### [PROBLEM DESCRIPTION]
What you return must match the entries exactly, except that the pictures are gone.

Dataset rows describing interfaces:
Content starts

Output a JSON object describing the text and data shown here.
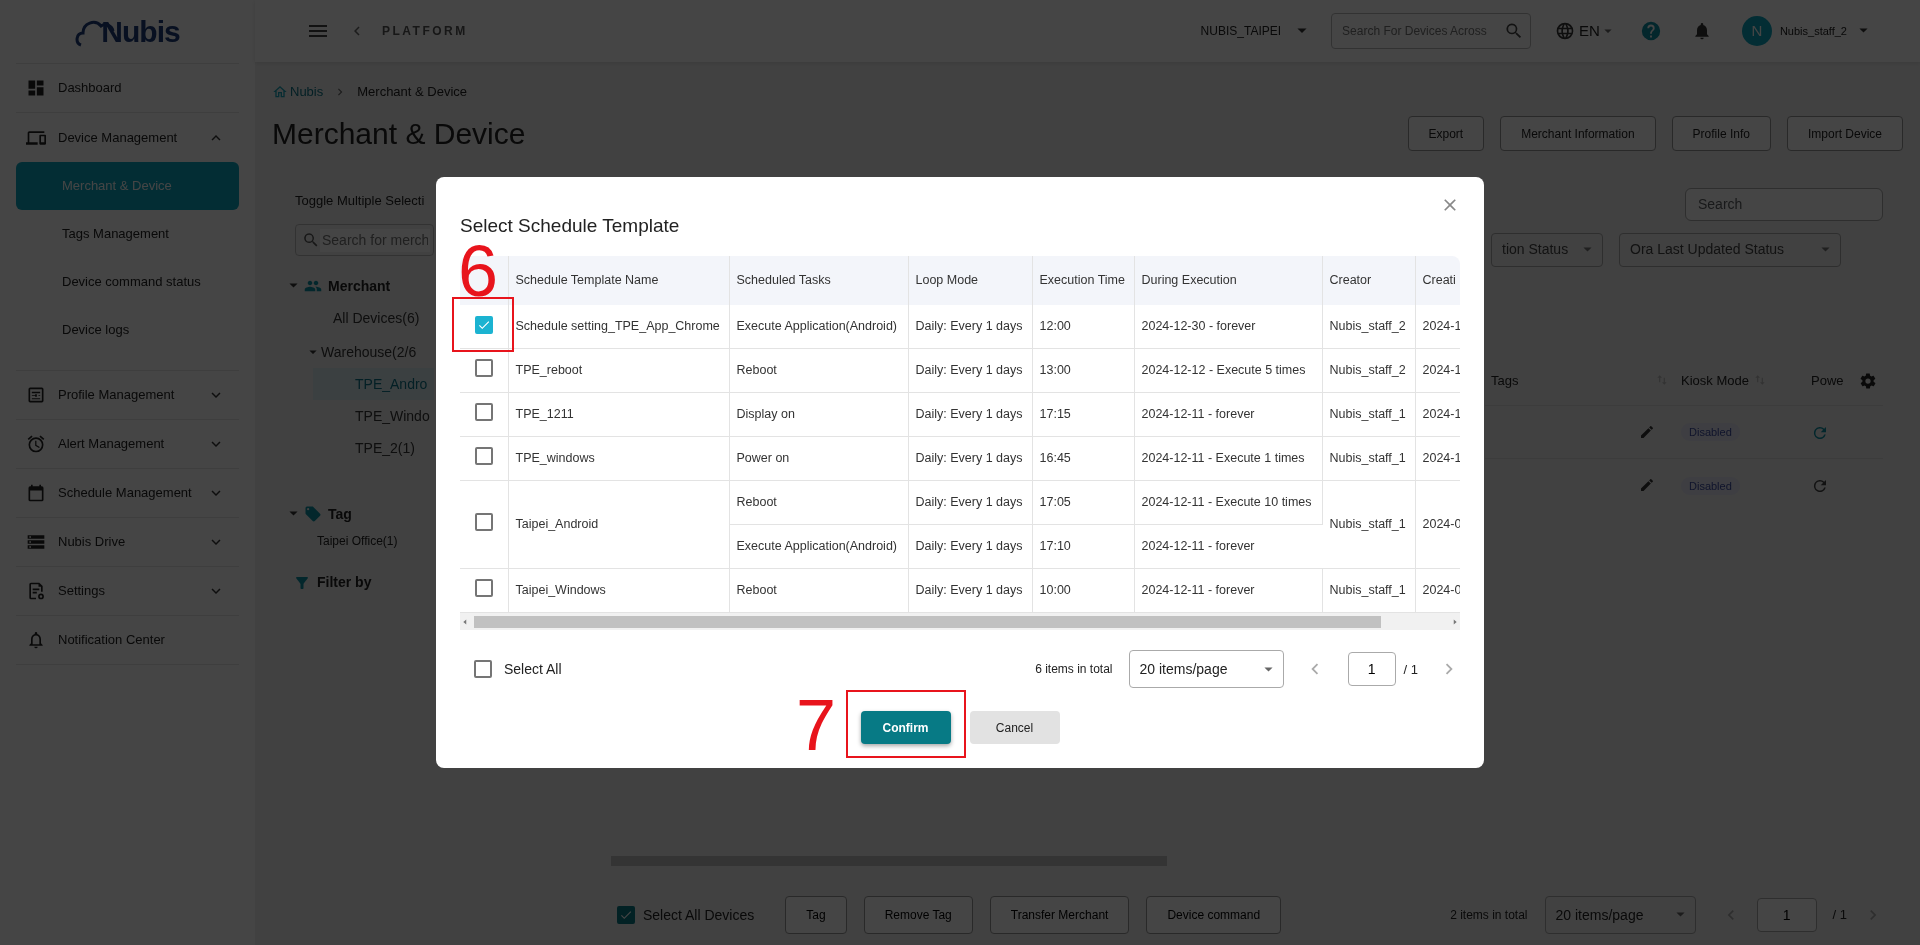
{
  "sidebar": {
    "logo": "Nubis",
    "items": [
      {
        "label": "Dashboard"
      },
      {
        "label": "Device Management",
        "expanded": true,
        "children": [
          {
            "label": "Merchant & Device",
            "selected": true
          },
          {
            "label": "Tags Management",
            "selected": false
          },
          {
            "label": "Device command status",
            "selected": false
          },
          {
            "label": "Device logs",
            "selected": false
          }
        ]
      },
      {
        "label": "Profile Management",
        "expanded": false
      },
      {
        "label": "Alert Management",
        "expanded": false
      },
      {
        "label": "Schedule Management",
        "expanded": false
      },
      {
        "label": "Nubis Drive",
        "expanded": false
      },
      {
        "label": "Settings",
        "expanded": false
      },
      {
        "label": "Notification Center"
      }
    ]
  },
  "header": {
    "back_label": "PLATFORM",
    "merchant": "NUBIS_TAIPEI",
    "search": {
      "placeholder": "Search For Devices Across"
    },
    "language": "EN",
    "avatar_initial": "N",
    "user": "Nubis_staff_2"
  },
  "breadcrumb": [
    "Nubis",
    "Merchant & Device"
  ],
  "page_title": "Merchant & Device",
  "actions": [
    "Export",
    "Merchant Information",
    "Profile Info",
    "Import Device"
  ],
  "left_panel": {
    "toggle_label": "Toggle Multiple Selecti",
    "search": {
      "placeholder": "Search for merch"
    },
    "merchant_heading": "Merchant",
    "merchant_expanded": true,
    "merchant_items": [
      {
        "label": "All Devices(6)",
        "selected": false
      },
      {
        "label": "Warehouse(2/6",
        "selected": false,
        "expanded": true,
        "children": [
          {
            "label": "TPE_Andro",
            "selected": true
          },
          {
            "label": "TPE_Windo",
            "selected": false
          },
          {
            "label": "TPE_2(1)",
            "selected": false
          }
        ]
      }
    ],
    "tag_heading": "Tag",
    "tag_expanded": true,
    "tags": [
      "Taipei Office(1)"
    ],
    "filter_label": "Filter by"
  },
  "device_area": {
    "search": {
      "placeholder": "Search"
    },
    "filters": [
      "tion Status",
      "Ora Last Updated Status"
    ],
    "columns": [
      "Tags",
      "Kiosk Mode",
      "Powe"
    ],
    "rows": [
      {
        "kiosk_mode": "Disabled",
        "highlighted": true
      },
      {
        "kiosk_mode": "Disabled",
        "highlighted": false
      }
    ]
  },
  "bulk_bar": {
    "select_all": {
      "label": "Select All Devices",
      "checked": true
    },
    "buttons": [
      "Tag",
      "Remove Tag",
      "Transfer Merchant",
      "Device command"
    ],
    "total": "2 items in total",
    "page_size": "20 items/page",
    "page": "1",
    "pages": "/ 1"
  },
  "modal": {
    "title": "Select Schedule Template",
    "columns": [
      "Schedule Template Name",
      "Scheduled Tasks",
      "Loop Mode",
      "Execution Time",
      "During Execution",
      "Creator",
      "Creati"
    ],
    "rows": [
      {
        "selected": true,
        "name": "Schedule setting_TPE_App_Chrome",
        "tasks": [
          {
            "task": "Execute Application(Android)",
            "loop": "Daily: Every 1 days",
            "time": "12:00",
            "during": "2024-12-30 - forever"
          }
        ],
        "creator": "Nubis_staff_2",
        "created": "2024-1"
      },
      {
        "selected": false,
        "name": "TPE_reboot",
        "tasks": [
          {
            "task": "Reboot",
            "loop": "Daily: Every 1 days",
            "time": "13:00",
            "during": "2024-12-12 - Execute 5 times"
          }
        ],
        "creator": "Nubis_staff_2",
        "created": "2024-1"
      },
      {
        "selected": false,
        "name": "TPE_1211",
        "tasks": [
          {
            "task": "Display on",
            "loop": "Daily: Every 1 days",
            "time": "17:15",
            "during": "2024-12-11 - forever"
          }
        ],
        "creator": "Nubis_staff_1",
        "created": "2024-1"
      },
      {
        "selected": false,
        "name": "TPE_windows",
        "tasks": [
          {
            "task": "Power on",
            "loop": "Daily: Every 1 days",
            "time": "16:45",
            "during": "2024-12-11 - Execute 1 times"
          }
        ],
        "creator": "Nubis_staff_1",
        "created": "2024-1"
      },
      {
        "selected": false,
        "name": "Taipei_Android",
        "tasks": [
          {
            "task": "Reboot",
            "loop": "Daily: Every 1 days",
            "time": "17:05",
            "during": "2024-12-11 - Execute 10 times"
          },
          {
            "task": "Execute Application(Android)",
            "loop": "Daily: Every 1 days",
            "time": "17:10",
            "during": "2024-12-11 - forever"
          }
        ],
        "creator": "Nubis_staff_1",
        "created": "2024-0"
      },
      {
        "selected": false,
        "name": "Taipei_Windows",
        "tasks": [
          {
            "task": "Reboot",
            "loop": "Daily: Every 1 days",
            "time": "10:00",
            "during": "2024-12-11 - forever"
          }
        ],
        "creator": "Nubis_staff_1",
        "created": "2024-0"
      }
    ],
    "select_all": {
      "label": "Select All",
      "checked": false
    },
    "total": "6 items in total",
    "page_size": "20 items/page",
    "page": "1",
    "pages": "/ 1",
    "buttons": [
      {
        "label": "Confirm",
        "kind": "primary"
      },
      {
        "label": "Cancel",
        "kind": "secondary"
      }
    ],
    "annotations": [
      {
        "label": "6"
      },
      {
        "label": "7"
      }
    ]
  }
}
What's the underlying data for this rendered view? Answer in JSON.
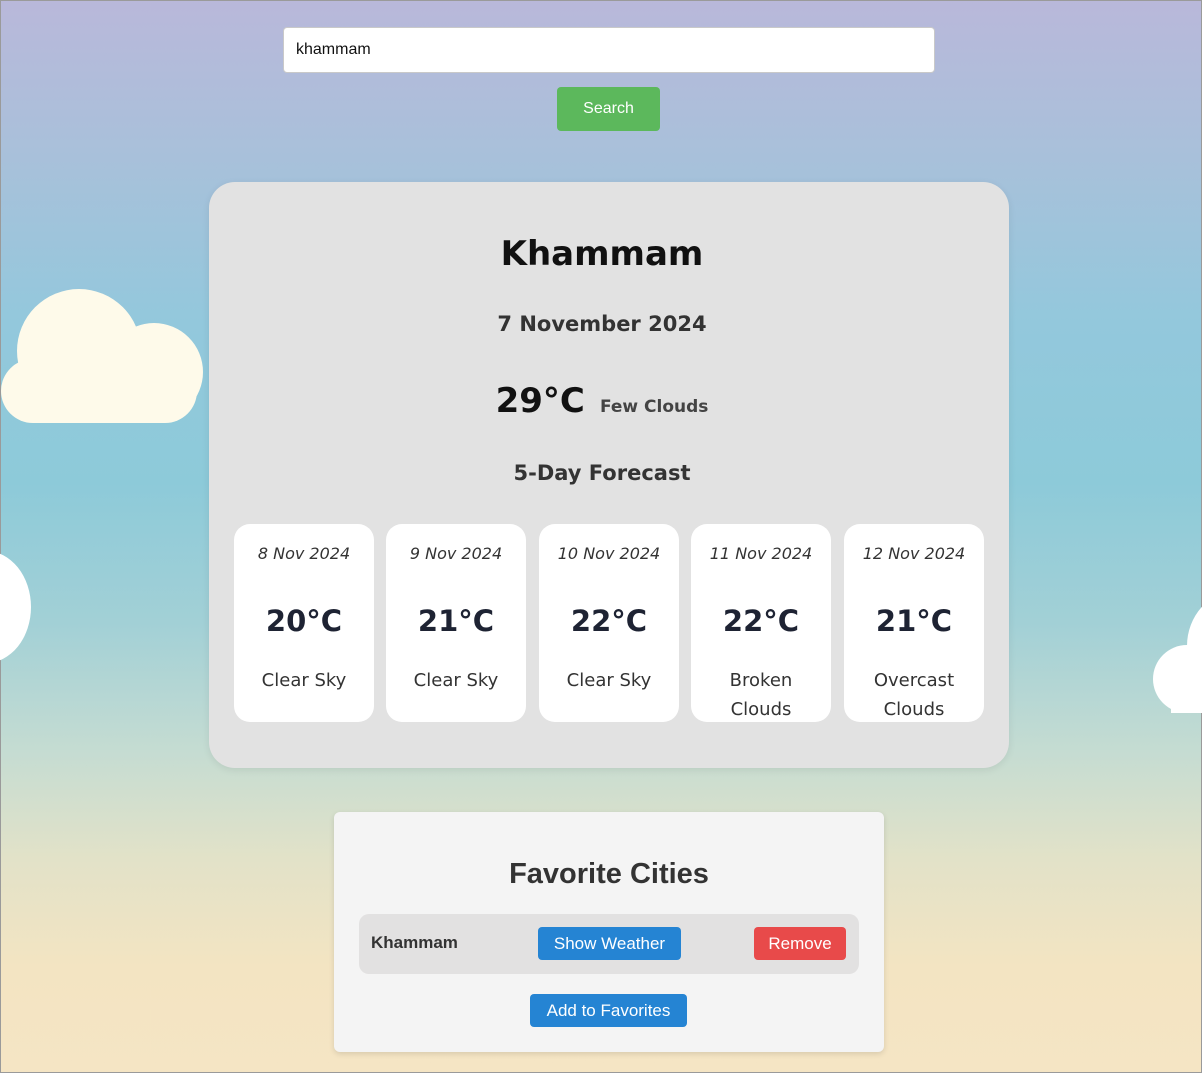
{
  "search": {
    "value": "khammam",
    "button_label": "Search"
  },
  "current": {
    "city": "Khammam",
    "date": "7 November 2024",
    "temperature": "29°C",
    "description": "Few Clouds"
  },
  "forecast": {
    "title": "5-Day Forecast",
    "days": [
      {
        "date": "8 Nov 2024",
        "temp": "20°C",
        "desc": "Clear Sky"
      },
      {
        "date": "9 Nov 2024",
        "temp": "21°C",
        "desc": "Clear Sky"
      },
      {
        "date": "10 Nov 2024",
        "temp": "22°C",
        "desc": "Clear Sky"
      },
      {
        "date": "11 Nov 2024",
        "temp": "22°C",
        "desc": "Broken Clouds"
      },
      {
        "date": "12 Nov 2024",
        "temp": "21°C",
        "desc": "Overcast Clouds"
      }
    ]
  },
  "favorites": {
    "title": "Favorite Cities",
    "items": [
      {
        "city": "Khammam",
        "show_label": "Show Weather",
        "remove_label": "Remove"
      }
    ],
    "add_label": "Add to Favorites"
  },
  "colors": {
    "search_button": "#5cb85c",
    "primary_button": "#2584d3",
    "danger_button": "#e84a4a",
    "card_background": "#e2e2e2"
  }
}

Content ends

### [ANSWER TO THIS TASK]
Output a JSON object describing the text and data shown here.
{
  "sidebar": {
    "logo": "Nubis",
    "items": [
      {
        "label": "Dashboard"
      },
      {
        "label": "Device Management",
        "expanded": true,
        "children": [
          {
            "label": "Merchant & Device",
            "selected": true
          },
          {
            "label": "Tags Management",
            "selected": false
          },
          {
            "label": "Device command status",
            "selected": false
          },
          {
            "label": "Device logs",
            "selected": false
          }
        ]
      },
      {
        "label": "Profile Management",
        "expanded": false
      },
      {
        "label": "Alert Management",
        "expanded": false
      },
      {
        "label": "Schedule Management",
        "expanded": false
      },
      {
        "label": "Nubis Drive",
        "expanded": false
      },
      {
        "label": "Settings",
        "expanded": false
      },
      {
        "label": "Notification Center"
      }
    ]
  },
  "header": {
    "back_label": "PLATFORM",
    "merchant": "NUBIS_TAIPEI",
    "search": {
      "placeholder": "Search For Devices Across"
    },
    "language": "EN",
    "avatar_initial": "N",
    "user": "Nubis_staff_2"
  },
  "breadcrumb": [
    "Nubis",
    "Merchant & Device"
  ],
  "page_title": "Merchant & Device",
  "actions": [
    "Export",
    "Merchant Information",
    "Profile Info",
    "Import Device"
  ],
  "left_panel": {
    "toggle_label": "Toggle Multiple Selecti",
    "search": {
      "placeholder": "Search for merch"
    },
    "merchant_heading": "Merchant",
    "merchant_expanded": true,
    "merchant_items": [
      {
        "label": "All Devices(6)",
        "selected": false
      },
      {
        "label": "Warehouse(2/6",
        "selected": false,
        "expanded": true,
        "children": [
          {
            "label": "TPE_Andro",
            "selected": true
          },
          {
            "label": "TPE_Windo",
            "selected": false
          },
          {
            "label": "TPE_2(1)",
            "selected": false
          }
        ]
      }
    ],
    "tag_heading": "Tag",
    "tag_expanded": true,
    "tags": [
      "Taipei Office(1)"
    ],
    "filter_label": "Filter by"
  },
  "device_area": {
    "search": {
      "placeholder": "Search"
    },
    "filters": [
      "tion Status",
      "Ora Last Updated Status"
    ],
    "columns": [
      "Tags",
      "Kiosk Mode",
      "Powe"
    ],
    "rows": [
      {
        "kiosk_mode": "Disabled",
        "highlighted": true
      },
      {
        "kiosk_mode": "Disabled",
        "highlighted": false
      }
    ]
  },
  "bulk_bar": {
    "select_all": {
      "label": "Select All Devices",
      "checked": true
    },
    "buttons": [
      "Tag",
      "Remove Tag",
      "Transfer Merchant",
      "Device command"
    ],
    "total": "2 items in total",
    "page_size": "20 items/page",
    "page": "1",
    "pages": "/ 1"
  },
  "modal": {
    "title": "Select Schedule Template",
    "columns": [
      "Schedule Template Name",
      "Scheduled Tasks",
      "Loop Mode",
      "Execution Time",
      "During Execution",
      "Creator",
      "Creati"
    ],
    "rows": [
      {
        "selected": true,
        "name": "Schedule setting_TPE_App_Chrome",
        "tasks": [
          {
            "task": "Execute Application(Android)",
            "loop": "Daily: Every 1 days",
            "time": "12:00",
            "during": "2024-12-30 - forever"
          }
        ],
        "creator": "Nubis_staff_2",
        "created": "2024-1"
      },
      {
        "selected": false,
        "name": "TPE_reboot",
        "tasks": [
          {
            "task": "Reboot",
            "loop": "Daily: Every 1 days",
            "time": "13:00",
            "during": "2024-12-12 - Execute 5 times"
          }
        ],
        "creator": "Nubis_staff_2",
        "created": "2024-1"
      },
      {
        "selected": false,
        "name": "TPE_1211",
        "tasks": [
          {
            "task": "Display on",
            "loop": "Daily: Every 1 days",
            "time": "17:15",
            "during": "2024-12-11 - forever"
          }
        ],
        "creator": "Nubis_staff_1",
        "created": "2024-1"
      },
      {
        "selected": false,
        "name": "TPE_windows",
        "tasks": [
          {
            "task": "Power on",
            "loop": "Daily: Every 1 days",
            "time": "16:45",
            "during": "2024-12-11 - Execute 1 times"
          }
        ],
        "creator": "Nubis_staff_1",
        "created": "2024-1"
      },
      {
        "selected": false,
        "name": "Taipei_Android",
        "tasks": [
          {
            "task": "Reboot",
            "loop": "Daily: Every 1 days",
            "time": "17:05",
            "during": "2024-12-11 - Execute 10 times"
          },
          {
            "task": "Execute Application(Android)",
            "loop": "Daily: Every 1 days",
            "time": "17:10",
            "during": "2024-12-11 - forever"
          }
        ],
        "creator": "Nubis_staff_1",
        "created": "2024-0"
      },
      {
        "selected": false,
        "name": "Taipei_Windows",
        "tasks": [
          {
            "task": "Reboot",
            "loop": "Daily: Every 1 days",
            "time": "10:00",
            "during": "2024-12-11 - forever"
          }
        ],
        "creator": "Nubis_staff_1",
        "created": "2024-0"
      }
    ],
    "select_all": {
      "label": "Select All",
      "checked": false
    },
    "total": "6 items in total",
    "page_size": "20 items/page",
    "page": "1",
    "pages": "/ 1",
    "buttons": [
      {
        "label": "Confirm",
        "kind": "primary"
      },
      {
        "label": "Cancel",
        "kind": "secondary"
      }
    ],
    "annotations": [
      {
        "label": "6"
      },
      {
        "label": "7"
      }
    ]
  }
}
What's the underlying data for this rendered view? Answer in JSON.
{
  "search": {
    "value": "khammam",
    "button_label": "Search"
  },
  "current": {
    "city": "Khammam",
    "date": "7 November 2024",
    "temperature": "29°C",
    "description": "Few Clouds"
  },
  "forecast": {
    "title": "5-Day Forecast",
    "days": [
      {
        "date": "8 Nov 2024",
        "temp": "20°C",
        "desc": "Clear Sky"
      },
      {
        "date": "9 Nov 2024",
        "temp": "21°C",
        "desc": "Clear Sky"
      },
      {
        "date": "10 Nov 2024",
        "temp": "22°C",
        "desc": "Clear Sky"
      },
      {
        "date": "11 Nov 2024",
        "temp": "22°C",
        "desc": "Broken Clouds"
      },
      {
        "date": "12 Nov 2024",
        "temp": "21°C",
        "desc": "Overcast Clouds"
      }
    ]
  },
  "favorites": {
    "title": "Favorite Cities",
    "items": [
      {
        "city": "Khammam",
        "show_label": "Show Weather",
        "remove_label": "Remove"
      }
    ],
    "add_label": "Add to Favorites"
  },
  "colors": {
    "search_button": "#5cb85c",
    "primary_button": "#2584d3",
    "danger_button": "#e84a4a",
    "card_background": "#e2e2e2"
  }
}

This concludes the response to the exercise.